=== Exercise input ===

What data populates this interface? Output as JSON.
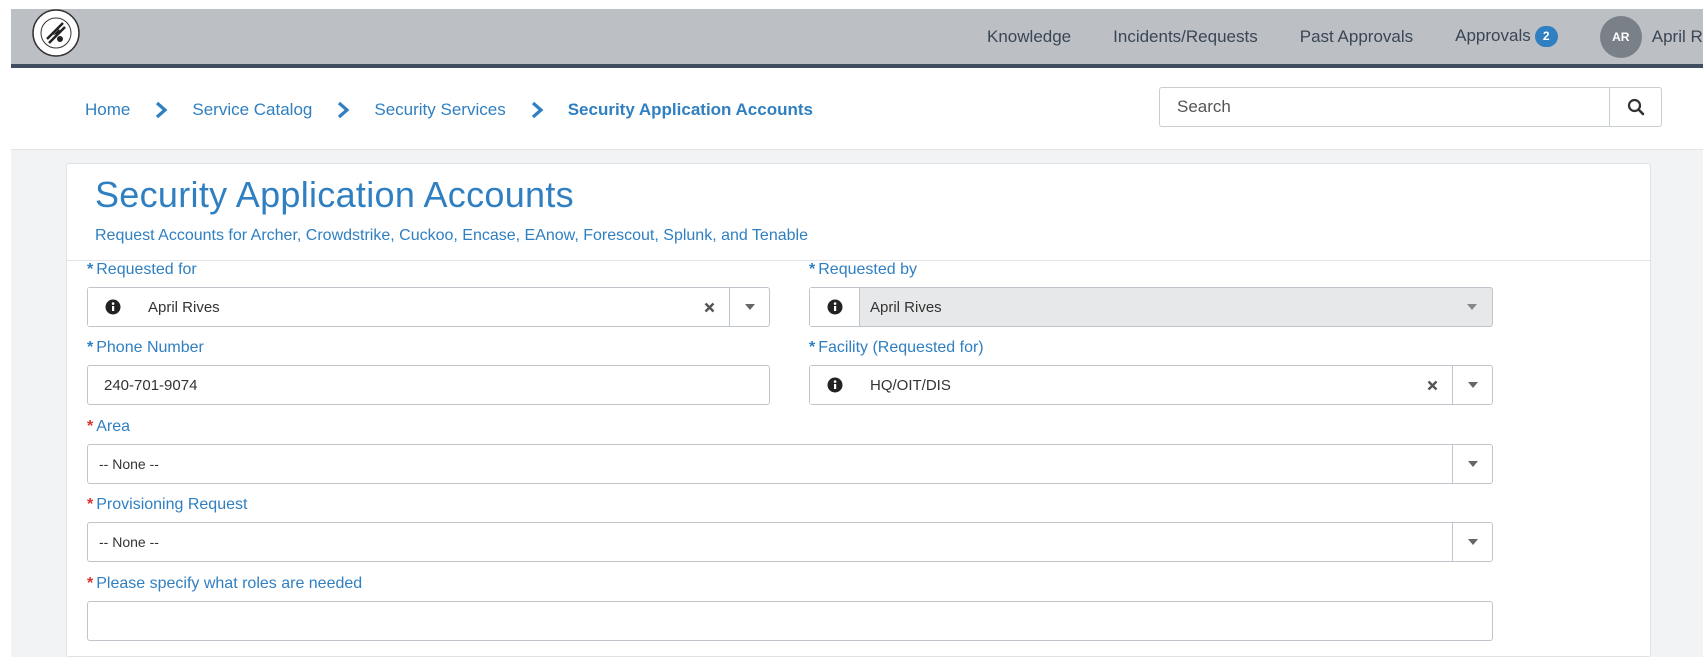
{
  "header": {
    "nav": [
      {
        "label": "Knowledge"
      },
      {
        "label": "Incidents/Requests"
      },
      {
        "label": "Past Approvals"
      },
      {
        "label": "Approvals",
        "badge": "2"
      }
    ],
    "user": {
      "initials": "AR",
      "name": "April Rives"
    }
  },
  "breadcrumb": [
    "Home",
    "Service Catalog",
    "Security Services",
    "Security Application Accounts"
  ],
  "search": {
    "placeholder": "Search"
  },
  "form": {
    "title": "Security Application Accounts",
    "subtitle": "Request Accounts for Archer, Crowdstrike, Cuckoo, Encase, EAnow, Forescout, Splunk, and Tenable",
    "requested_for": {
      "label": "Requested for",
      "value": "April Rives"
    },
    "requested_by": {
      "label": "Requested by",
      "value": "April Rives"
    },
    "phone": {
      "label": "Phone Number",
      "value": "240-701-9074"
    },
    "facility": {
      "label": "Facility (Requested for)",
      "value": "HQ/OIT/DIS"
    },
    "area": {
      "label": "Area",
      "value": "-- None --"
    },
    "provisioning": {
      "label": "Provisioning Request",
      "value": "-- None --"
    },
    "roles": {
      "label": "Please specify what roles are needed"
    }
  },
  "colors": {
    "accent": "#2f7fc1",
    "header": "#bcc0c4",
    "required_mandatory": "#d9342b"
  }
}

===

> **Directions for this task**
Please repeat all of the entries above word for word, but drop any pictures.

> **Written response**
What data populates this interface? Output as JSON.
{
  "header": {
    "nav": [
      {
        "label": "Knowledge"
      },
      {
        "label": "Incidents/Requests"
      },
      {
        "label": "Past Approvals"
      },
      {
        "label": "Approvals",
        "badge": "2"
      }
    ],
    "user": {
      "initials": "AR",
      "name": "April Rives"
    }
  },
  "breadcrumb": [
    "Home",
    "Service Catalog",
    "Security Services",
    "Security Application Accounts"
  ],
  "search": {
    "placeholder": "Search"
  },
  "form": {
    "title": "Security Application Accounts",
    "subtitle": "Request Accounts for Archer, Crowdstrike, Cuckoo, Encase, EAnow, Forescout, Splunk, and Tenable",
    "requested_for": {
      "label": "Requested for",
      "value": "April Rives"
    },
    "requested_by": {
      "label": "Requested by",
      "value": "April Rives"
    },
    "phone": {
      "label": "Phone Number",
      "value": "240-701-9074"
    },
    "facility": {
      "label": "Facility (Requested for)",
      "value": "HQ/OIT/DIS"
    },
    "area": {
      "label": "Area",
      "value": "-- None --"
    },
    "provisioning": {
      "label": "Provisioning Request",
      "value": "-- None --"
    },
    "roles": {
      "label": "Please specify what roles are needed"
    }
  },
  "colors": {
    "accent": "#2f7fc1",
    "header": "#bcc0c4",
    "required_mandatory": "#d9342b"
  }
}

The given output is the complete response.